Moreover, the author outlines some of the seven practices that contribute towards the making of an effective executive. Some of the outlined practices include making action plans, taking responsibilities, finding out what is right for the enterprise, and thinking in terms of ‘we’ and not ‘I’. One of the most important pieces of information in this chapter is the author’s claim that an executive requires to know two vital facts. According to Drucker, knowing what is “right for the enterprise” and “what needs to be done” is the hallmark of an executive’s knowledge (Drucker, 2006).
When an executive has a clear knowledge of these two facts, he/she is able to develop an action plan and act on it. Drucker’s definition of an executive is appropriate for all seasons and all types of executives. This author’s definition of an executive adds validity to the claims that are contained in “Classic Drucker”. In an off-cuff but important remark, the author urges all potential executive managers to ‘listen first and speak last’ (Drucker, 2006).

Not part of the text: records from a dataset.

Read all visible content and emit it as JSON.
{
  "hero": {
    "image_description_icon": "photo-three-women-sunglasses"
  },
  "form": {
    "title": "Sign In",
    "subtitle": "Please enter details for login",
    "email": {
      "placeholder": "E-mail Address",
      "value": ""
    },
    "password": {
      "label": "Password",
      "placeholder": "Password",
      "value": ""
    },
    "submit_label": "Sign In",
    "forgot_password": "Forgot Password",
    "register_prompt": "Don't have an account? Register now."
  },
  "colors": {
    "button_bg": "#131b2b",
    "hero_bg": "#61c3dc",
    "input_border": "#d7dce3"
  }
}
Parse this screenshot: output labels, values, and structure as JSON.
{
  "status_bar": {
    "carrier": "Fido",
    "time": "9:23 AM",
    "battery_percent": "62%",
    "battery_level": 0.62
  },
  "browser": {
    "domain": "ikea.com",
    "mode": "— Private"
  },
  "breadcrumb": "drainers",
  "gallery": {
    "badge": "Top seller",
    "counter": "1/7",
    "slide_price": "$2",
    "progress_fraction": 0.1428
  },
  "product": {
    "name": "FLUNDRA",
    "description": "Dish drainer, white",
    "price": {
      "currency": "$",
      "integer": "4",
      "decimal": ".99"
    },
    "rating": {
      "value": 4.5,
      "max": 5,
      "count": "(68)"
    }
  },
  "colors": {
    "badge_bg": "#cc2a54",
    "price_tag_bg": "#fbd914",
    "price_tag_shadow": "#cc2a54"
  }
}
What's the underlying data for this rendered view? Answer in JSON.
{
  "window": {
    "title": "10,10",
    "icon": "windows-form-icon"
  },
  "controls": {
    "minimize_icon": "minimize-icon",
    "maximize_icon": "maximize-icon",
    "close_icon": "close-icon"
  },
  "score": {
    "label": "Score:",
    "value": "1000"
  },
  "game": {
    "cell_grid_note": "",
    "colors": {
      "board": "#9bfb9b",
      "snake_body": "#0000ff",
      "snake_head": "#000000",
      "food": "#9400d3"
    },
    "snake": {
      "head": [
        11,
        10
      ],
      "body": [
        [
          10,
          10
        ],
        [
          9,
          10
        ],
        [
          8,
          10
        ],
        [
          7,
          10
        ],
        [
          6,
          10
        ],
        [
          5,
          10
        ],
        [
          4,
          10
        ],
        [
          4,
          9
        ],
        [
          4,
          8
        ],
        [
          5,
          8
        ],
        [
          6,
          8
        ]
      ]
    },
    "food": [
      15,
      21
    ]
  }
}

The journal articles that are contained in “Classic Drucker” are a source of important information concerning management and leadership. Most of these articles offer insight into effective short and long-term management. Nevertheless, in some instances the author assumes a ‘maverick’ persona thereby neglecting small but important business decisions. Furthermore, the author shuns quantitative methods of business analysis and this leaves the book exposed to invalidation. The book offers important insights on leadership and decision-making processes. Overall, the book is a valuable asset to management practitioners all over the world.
Beatty, J. (1998). The world according to Peter Drucker. New York: Free Press.
Drucker, P. F. (2006). Classic Drucker: essential wisdom of Peter Drucker from the pages of Harvard Business Review. Boston: Harvard Business Press.